IN A dramatic double whammy this week, Royal Dutch Shell and ExxonMobil, two enormous oil companies, each lost a high-profile fight against climate activists. The consequence is that two boardrooms may be forced to overturn their business strategies in favor of greener investments over the next decade. Change is coming, whether the industry likes it or not. The question is whether polluting businesses will engage productively — for themselves and society — in the process of decarbonization, or whether they will fight a futile rear-guard action to preserve as much of the unsustainable status quo as they can.

In Royal Dutch Shell’s case, The Hague District Court declared that the company had contributed substantially to climate change and that its plan to address greenhouse emissions is insufficiently ambitious. Under the court’s order, Shell must ditch its strategy to cut its carbon intensity, which would not necessarily reduce the raw amount of emissions it releases into the atmosphere, and devise a way to nearly halve the emissions for which it is responsible by 2030. The decision could signal follow-on rulings against other big polluters subject to European courts.

In other words, two big players may have to behave like the nice-sounding commercials many major oil companies run these days.
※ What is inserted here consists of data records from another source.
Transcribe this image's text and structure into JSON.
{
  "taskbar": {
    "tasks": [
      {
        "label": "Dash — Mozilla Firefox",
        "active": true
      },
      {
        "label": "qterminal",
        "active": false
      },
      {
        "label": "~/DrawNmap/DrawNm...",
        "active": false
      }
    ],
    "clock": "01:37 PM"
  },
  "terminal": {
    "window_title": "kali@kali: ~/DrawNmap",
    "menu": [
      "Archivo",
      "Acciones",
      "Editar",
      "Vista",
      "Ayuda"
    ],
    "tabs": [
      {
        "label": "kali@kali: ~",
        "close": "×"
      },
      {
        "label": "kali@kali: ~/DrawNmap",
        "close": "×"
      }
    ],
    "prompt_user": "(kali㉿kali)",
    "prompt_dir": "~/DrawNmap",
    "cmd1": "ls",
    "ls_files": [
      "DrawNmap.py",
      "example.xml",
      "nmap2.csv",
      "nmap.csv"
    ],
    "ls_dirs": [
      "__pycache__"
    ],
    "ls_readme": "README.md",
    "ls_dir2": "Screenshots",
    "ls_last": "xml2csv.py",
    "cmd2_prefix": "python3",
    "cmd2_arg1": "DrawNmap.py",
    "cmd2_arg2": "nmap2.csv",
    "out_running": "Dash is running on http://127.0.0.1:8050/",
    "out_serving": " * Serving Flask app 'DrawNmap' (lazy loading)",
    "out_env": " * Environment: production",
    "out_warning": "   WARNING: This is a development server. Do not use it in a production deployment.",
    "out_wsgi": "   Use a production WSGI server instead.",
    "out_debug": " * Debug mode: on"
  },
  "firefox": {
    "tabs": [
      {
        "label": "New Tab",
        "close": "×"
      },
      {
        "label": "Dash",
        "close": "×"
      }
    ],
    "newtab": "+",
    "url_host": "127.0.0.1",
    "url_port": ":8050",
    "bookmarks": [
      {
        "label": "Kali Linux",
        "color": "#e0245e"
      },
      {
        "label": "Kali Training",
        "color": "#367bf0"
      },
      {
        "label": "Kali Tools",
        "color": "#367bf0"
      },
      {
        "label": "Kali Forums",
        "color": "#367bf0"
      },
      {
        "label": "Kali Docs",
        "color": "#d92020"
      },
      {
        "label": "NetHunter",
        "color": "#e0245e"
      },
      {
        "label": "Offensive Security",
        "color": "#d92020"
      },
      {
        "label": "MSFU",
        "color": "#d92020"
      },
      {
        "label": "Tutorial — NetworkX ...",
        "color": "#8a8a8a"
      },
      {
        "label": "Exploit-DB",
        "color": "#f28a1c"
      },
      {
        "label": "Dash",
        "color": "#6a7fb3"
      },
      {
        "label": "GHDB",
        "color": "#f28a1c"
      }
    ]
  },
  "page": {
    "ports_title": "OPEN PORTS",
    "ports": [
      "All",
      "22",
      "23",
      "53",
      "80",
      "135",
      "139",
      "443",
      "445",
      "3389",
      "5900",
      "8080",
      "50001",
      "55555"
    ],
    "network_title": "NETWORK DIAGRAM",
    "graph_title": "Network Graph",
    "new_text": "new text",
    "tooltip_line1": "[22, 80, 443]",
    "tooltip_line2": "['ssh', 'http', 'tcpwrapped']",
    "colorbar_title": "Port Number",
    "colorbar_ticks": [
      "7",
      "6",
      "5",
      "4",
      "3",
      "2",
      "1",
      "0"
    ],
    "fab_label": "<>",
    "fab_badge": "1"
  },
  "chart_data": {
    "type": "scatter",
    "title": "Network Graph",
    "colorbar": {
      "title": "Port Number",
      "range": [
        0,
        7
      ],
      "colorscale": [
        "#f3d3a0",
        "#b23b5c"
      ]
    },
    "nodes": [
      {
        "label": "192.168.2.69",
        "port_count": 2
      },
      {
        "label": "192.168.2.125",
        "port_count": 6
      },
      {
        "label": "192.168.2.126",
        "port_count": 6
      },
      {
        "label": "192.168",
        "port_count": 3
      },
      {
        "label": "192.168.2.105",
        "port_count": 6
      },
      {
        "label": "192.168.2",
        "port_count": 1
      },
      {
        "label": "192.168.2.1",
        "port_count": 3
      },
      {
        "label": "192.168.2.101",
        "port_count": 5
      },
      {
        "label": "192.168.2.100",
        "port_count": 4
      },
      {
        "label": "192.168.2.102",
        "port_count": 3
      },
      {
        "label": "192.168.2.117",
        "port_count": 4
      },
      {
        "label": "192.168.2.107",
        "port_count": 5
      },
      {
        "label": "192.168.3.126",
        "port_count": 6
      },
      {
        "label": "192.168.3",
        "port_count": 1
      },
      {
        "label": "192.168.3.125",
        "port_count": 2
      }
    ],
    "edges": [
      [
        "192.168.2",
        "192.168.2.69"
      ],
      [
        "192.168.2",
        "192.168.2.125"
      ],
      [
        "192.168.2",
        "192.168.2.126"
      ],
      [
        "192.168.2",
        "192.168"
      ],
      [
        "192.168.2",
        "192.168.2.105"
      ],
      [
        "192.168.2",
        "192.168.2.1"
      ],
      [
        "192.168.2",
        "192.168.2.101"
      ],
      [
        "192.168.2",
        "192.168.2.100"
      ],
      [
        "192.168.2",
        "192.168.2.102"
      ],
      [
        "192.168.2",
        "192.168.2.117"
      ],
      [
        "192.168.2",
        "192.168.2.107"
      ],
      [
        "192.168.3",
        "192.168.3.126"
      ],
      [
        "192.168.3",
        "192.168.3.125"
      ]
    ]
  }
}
To top it off, Chevron’s shareholders this week voted for the company to slash its emissions.

Make no mistake; the world still needs oil and will for decades. It is neither feasible nor desirable to end the oil business, as the recent shutdown of the Colonial Pipeline, which temporarily upended daily life along the East Coast, showed. But it is even more important for the future of humanity that polluting industries not engage in their own forms of reality denial. Just as it is tempting for many industries and politicians to ignore climate change as a distant problem best forgotten, many will write off this week’s reckoning as unique to the oil business. It is not. It is a harbinger for all major polluting industries.

That policy is a strong carbon tax, an idea oil companies embraced too late and in too weak a form. This week should be a wakeup call. Businesses implicated in climate change do not have the time or space they may have thought they did to deny, delay or demand concessions. They should use whatever political pull they have to advocate aggressively for a high and rising carbon price, as soon as possible. Because as climate change gets worse — and it will get much worse due to the long-lasting emissions humans have already pumped into the atmosphere — the pressure to act will only grow.